THE PROBLEM:
Please copy every record below exactly, but leave the pictures out.

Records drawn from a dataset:

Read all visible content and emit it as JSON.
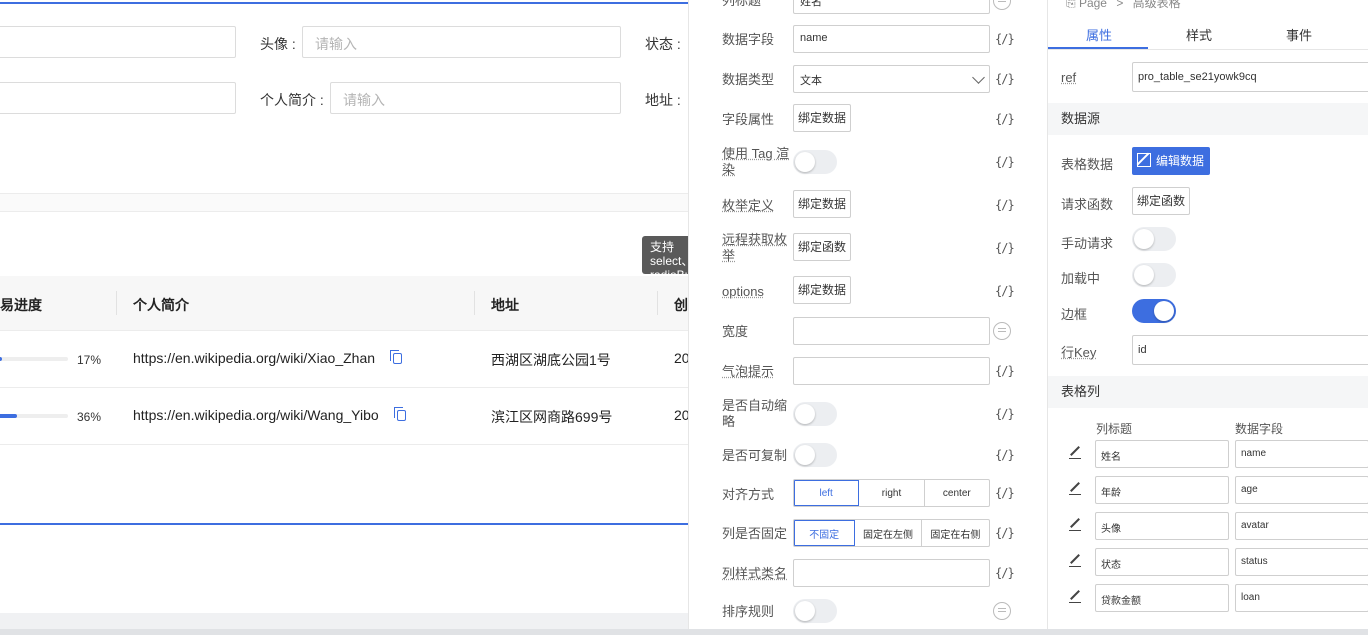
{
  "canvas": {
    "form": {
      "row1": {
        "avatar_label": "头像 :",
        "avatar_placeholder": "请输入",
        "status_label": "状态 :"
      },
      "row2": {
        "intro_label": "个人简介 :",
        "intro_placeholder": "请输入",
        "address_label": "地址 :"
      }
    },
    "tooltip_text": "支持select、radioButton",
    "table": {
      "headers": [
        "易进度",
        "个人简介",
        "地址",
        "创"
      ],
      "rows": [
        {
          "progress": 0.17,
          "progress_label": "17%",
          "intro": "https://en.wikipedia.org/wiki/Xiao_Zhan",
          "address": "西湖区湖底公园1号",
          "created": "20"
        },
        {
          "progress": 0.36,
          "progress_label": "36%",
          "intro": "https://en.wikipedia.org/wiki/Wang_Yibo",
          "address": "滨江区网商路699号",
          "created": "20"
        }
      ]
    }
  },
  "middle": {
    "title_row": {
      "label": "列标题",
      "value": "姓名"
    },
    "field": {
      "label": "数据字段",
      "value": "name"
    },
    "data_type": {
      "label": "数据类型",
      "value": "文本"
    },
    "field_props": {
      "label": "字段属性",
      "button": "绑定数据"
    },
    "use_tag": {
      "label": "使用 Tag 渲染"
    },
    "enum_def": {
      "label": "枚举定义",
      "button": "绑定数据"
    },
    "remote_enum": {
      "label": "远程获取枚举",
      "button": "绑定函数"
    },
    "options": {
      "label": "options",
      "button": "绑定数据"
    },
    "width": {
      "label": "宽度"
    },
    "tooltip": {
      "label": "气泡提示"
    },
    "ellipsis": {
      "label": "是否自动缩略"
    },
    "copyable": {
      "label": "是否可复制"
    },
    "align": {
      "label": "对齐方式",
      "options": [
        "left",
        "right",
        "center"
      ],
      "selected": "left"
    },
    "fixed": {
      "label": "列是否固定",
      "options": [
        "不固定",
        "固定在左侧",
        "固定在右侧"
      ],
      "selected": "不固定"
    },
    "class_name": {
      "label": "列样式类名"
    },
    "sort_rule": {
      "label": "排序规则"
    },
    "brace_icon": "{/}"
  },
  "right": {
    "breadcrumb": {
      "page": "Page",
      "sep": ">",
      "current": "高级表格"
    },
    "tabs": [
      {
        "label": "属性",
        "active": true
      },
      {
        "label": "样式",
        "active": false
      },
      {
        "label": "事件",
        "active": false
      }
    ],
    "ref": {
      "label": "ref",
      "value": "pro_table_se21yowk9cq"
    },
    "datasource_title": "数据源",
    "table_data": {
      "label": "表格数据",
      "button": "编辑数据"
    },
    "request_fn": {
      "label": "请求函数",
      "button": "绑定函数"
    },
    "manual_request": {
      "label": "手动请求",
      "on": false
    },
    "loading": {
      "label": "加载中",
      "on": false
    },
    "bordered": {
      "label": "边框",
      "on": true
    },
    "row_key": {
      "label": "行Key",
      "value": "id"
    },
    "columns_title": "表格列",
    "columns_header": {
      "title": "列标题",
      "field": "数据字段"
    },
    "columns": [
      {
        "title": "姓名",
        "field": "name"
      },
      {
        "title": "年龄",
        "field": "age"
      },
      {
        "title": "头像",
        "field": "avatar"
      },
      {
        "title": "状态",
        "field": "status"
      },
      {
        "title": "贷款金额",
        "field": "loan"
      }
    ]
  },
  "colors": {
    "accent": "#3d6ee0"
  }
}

ANSWER FOR THIS EXERCISE:
Read all visible content and emit it as JSON.
{
  "canvas": {
    "form": {
      "row1": {
        "avatar_label": "头像 :",
        "avatar_placeholder": "请输入",
        "status_label": "状态 :"
      },
      "row2": {
        "intro_label": "个人简介 :",
        "intro_placeholder": "请输入",
        "address_label": "地址 :"
      }
    },
    "tooltip_text": "支持select、radioButton",
    "table": {
      "headers": [
        "易进度",
        "个人简介",
        "地址",
        "创"
      ],
      "rows": [
        {
          "progress": 0.17,
          "progress_label": "17%",
          "intro": "https://en.wikipedia.org/wiki/Xiao_Zhan",
          "address": "西湖区湖底公园1号",
          "created": "20"
        },
        {
          "progress": 0.36,
          "progress_label": "36%",
          "intro": "https://en.wikipedia.org/wiki/Wang_Yibo",
          "address": "滨江区网商路699号",
          "created": "20"
        }
      ]
    }
  },
  "middle": {
    "title_row": {
      "label": "列标题",
      "value": "姓名"
    },
    "field": {
      "label": "数据字段",
      "value": "name"
    },
    "data_type": {
      "label": "数据类型",
      "value": "文本"
    },
    "field_props": {
      "label": "字段属性",
      "button": "绑定数据"
    },
    "use_tag": {
      "label": "使用 Tag 渲染"
    },
    "enum_def": {
      "label": "枚举定义",
      "button": "绑定数据"
    },
    "remote_enum": {
      "label": "远程获取枚举",
      "button": "绑定函数"
    },
    "options": {
      "label": "options",
      "button": "绑定数据"
    },
    "width": {
      "label": "宽度"
    },
    "tooltip": {
      "label": "气泡提示"
    },
    "ellipsis": {
      "label": "是否自动缩略"
    },
    "copyable": {
      "label": "是否可复制"
    },
    "align": {
      "label": "对齐方式",
      "options": [
        "left",
        "right",
        "center"
      ],
      "selected": "left"
    },
    "fixed": {
      "label": "列是否固定",
      "options": [
        "不固定",
        "固定在左侧",
        "固定在右侧"
      ],
      "selected": "不固定"
    },
    "class_name": {
      "label": "列样式类名"
    },
    "sort_rule": {
      "label": "排序规则"
    },
    "brace_icon": "{/}"
  },
  "right": {
    "breadcrumb": {
      "page": "Page",
      "sep": ">",
      "current": "高级表格"
    },
    "tabs": [
      {
        "label": "属性",
        "active": true
      },
      {
        "label": "样式",
        "active": false
      },
      {
        "label": "事件",
        "active": false
      }
    ],
    "ref": {
      "label": "ref",
      "value": "pro_table_se21yowk9cq"
    },
    "datasource_title": "数据源",
    "table_data": {
      "label": "表格数据",
      "button": "编辑数据"
    },
    "request_fn": {
      "label": "请求函数",
      "button": "绑定函数"
    },
    "manual_request": {
      "label": "手动请求",
      "on": false
    },
    "loading": {
      "label": "加载中",
      "on": false
    },
    "bordered": {
      "label": "边框",
      "on": true
    },
    "row_key": {
      "label": "行Key",
      "value": "id"
    },
    "columns_title": "表格列",
    "columns_header": {
      "title": "列标题",
      "field": "数据字段"
    },
    "columns": [
      {
        "title": "姓名",
        "field": "name"
      },
      {
        "title": "年龄",
        "field": "age"
      },
      {
        "title": "头像",
        "field": "avatar"
      },
      {
        "title": "状态",
        "field": "status"
      },
      {
        "title": "贷款金额",
        "field": "loan"
      }
    ]
  },
  "colors": {
    "accent": "#3d6ee0"
  }
}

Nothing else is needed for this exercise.